The commerce minister’s New Year gift for exporters includes extension of the interest subvention scheme, a scheme for promoting project exports, inclusion of more countries in the Focus Market Scheme, a scheme for rewarding incremental growth which could stimulate exports to America, the European Union and Asian markets, and an assurance to tweak the Special Economic Zone scheme by next month. This package, his ministry hopes, will help turn the negative export growth rate figure to a positive one, and help achieve at least $400 billion of export by 2013-14.
The interest subvention scheme already in place covers select labour-intensive sectors and is available till end-March. It now gets extended for another year and also covers select segments of the engineering sector.
The benefit of interest subvention, to be made available through Exim Bank for project exports, is for contracts in select countries in South Asia, Myanmar and Africa. Extension of the Focus Market Scheme is for export to New Zealand, Latvia, Bulgaria, Cayman Islands and Lithuania. The details for rewarding incremental exports to select countries are awaited.
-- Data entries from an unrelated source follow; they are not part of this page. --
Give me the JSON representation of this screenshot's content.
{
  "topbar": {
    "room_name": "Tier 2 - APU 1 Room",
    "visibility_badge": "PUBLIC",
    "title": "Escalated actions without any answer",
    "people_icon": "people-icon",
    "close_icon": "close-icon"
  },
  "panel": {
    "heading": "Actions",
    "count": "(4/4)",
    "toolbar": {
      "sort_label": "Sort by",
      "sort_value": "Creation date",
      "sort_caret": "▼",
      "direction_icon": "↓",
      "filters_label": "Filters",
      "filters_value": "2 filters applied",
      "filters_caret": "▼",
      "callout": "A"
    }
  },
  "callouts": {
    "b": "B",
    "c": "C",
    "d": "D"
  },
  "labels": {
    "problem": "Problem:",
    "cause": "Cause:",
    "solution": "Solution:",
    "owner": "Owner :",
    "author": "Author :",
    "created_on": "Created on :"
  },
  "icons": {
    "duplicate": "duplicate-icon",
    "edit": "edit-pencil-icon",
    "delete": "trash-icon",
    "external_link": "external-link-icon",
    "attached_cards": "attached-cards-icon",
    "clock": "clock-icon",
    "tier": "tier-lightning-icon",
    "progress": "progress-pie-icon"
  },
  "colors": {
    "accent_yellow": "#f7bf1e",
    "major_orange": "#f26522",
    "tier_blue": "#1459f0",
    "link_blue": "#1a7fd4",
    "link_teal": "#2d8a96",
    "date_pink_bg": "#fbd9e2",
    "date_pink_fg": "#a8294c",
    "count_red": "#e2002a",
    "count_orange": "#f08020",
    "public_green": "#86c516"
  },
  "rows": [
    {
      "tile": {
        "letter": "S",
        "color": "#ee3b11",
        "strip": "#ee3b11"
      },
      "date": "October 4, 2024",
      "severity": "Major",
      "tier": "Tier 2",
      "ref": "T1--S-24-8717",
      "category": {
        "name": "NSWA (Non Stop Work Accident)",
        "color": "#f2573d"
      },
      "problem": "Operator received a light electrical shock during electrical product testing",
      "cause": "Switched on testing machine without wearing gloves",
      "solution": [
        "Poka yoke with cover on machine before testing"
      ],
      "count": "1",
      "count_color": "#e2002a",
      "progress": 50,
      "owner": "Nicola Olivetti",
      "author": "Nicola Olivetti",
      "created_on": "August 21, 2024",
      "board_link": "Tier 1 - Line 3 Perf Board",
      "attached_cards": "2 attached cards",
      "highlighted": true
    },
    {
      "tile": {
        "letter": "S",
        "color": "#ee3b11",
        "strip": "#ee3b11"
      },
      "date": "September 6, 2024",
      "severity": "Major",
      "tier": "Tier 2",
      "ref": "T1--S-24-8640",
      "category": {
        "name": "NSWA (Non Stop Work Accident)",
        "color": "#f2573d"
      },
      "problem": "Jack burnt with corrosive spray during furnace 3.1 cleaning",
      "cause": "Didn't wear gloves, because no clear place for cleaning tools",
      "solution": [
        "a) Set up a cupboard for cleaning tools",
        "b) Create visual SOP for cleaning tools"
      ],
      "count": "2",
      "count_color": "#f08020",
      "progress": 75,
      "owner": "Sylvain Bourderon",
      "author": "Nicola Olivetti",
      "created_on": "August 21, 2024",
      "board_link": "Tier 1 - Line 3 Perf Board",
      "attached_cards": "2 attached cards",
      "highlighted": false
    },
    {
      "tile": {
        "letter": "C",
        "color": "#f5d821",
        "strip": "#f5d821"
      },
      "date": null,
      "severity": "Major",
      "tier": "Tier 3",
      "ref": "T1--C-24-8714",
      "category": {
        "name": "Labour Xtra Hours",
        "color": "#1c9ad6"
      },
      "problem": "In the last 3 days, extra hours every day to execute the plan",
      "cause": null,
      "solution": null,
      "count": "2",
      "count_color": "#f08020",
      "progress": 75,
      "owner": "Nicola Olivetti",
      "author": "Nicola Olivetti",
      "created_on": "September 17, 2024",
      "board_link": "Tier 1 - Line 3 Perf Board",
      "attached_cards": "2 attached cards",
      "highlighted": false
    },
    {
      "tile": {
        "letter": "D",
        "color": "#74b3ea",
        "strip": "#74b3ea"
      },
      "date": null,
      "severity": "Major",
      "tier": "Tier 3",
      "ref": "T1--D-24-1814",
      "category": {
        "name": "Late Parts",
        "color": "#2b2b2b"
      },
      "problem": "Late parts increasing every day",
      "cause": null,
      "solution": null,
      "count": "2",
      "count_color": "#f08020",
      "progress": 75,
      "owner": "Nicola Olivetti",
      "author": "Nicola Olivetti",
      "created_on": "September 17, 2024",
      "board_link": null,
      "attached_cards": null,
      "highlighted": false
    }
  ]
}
The latest set of incentives help some sections of exporters but might not help revive export growth across the board. The fact is that abolition of the Duty Entitlement Passbook (DEPB) scheme and reduction in duty drawback rates, at a time when the global trading environment was far from robust, have hit exporters hard across the board. Also, while stubborn inflation and high interest rates have pushed up costs, it is only recently that the rupee has depreciated somewhat to compensate.
Grant of more duty credit scrips and the zero-duty Export Promotion Capital Goods scheme have not adequately compensated for the loss of DEPB, the adverse effects of inflation or the slowing in the global economy.
The task of reviving exports, therefore, calls for a more earnest attempt to remove the procedural and infrastructure bottlenecks. The commerce minister can try to meet more exporters in various parts and hear what they have to say about their problems. Presently, the perception is that international trade negotiations, both bilateral and multilateral, take up more time and attention of the ministry than the problems exporters face. And, that the policies help imports more than they help exports.
As a dismal year for exporters winds down, it is somewhat comforting to note that 2013 promises to be a better year. America and Europe appear to have gone through their worst days and with some luck, could see better days ahead. At home, since the advent of P Chidambaram as finance minister, the government has taken many hard decisions, despite stiff opposition, and seems more resolute. The confidence of global investors in the Indian economy has returned somewhat, as foreign institutional investor inflows in stock markets show.
The prospects of the government pushing through large infrastructure projects look better now than at the beginning or the earlier part of the year. The rupee’s depreciation to around Rs 55 to a dollar should moderate imports and help exports, helping contain the ballooning current account deficit. On that somewhat promising note, let us welcome the new year.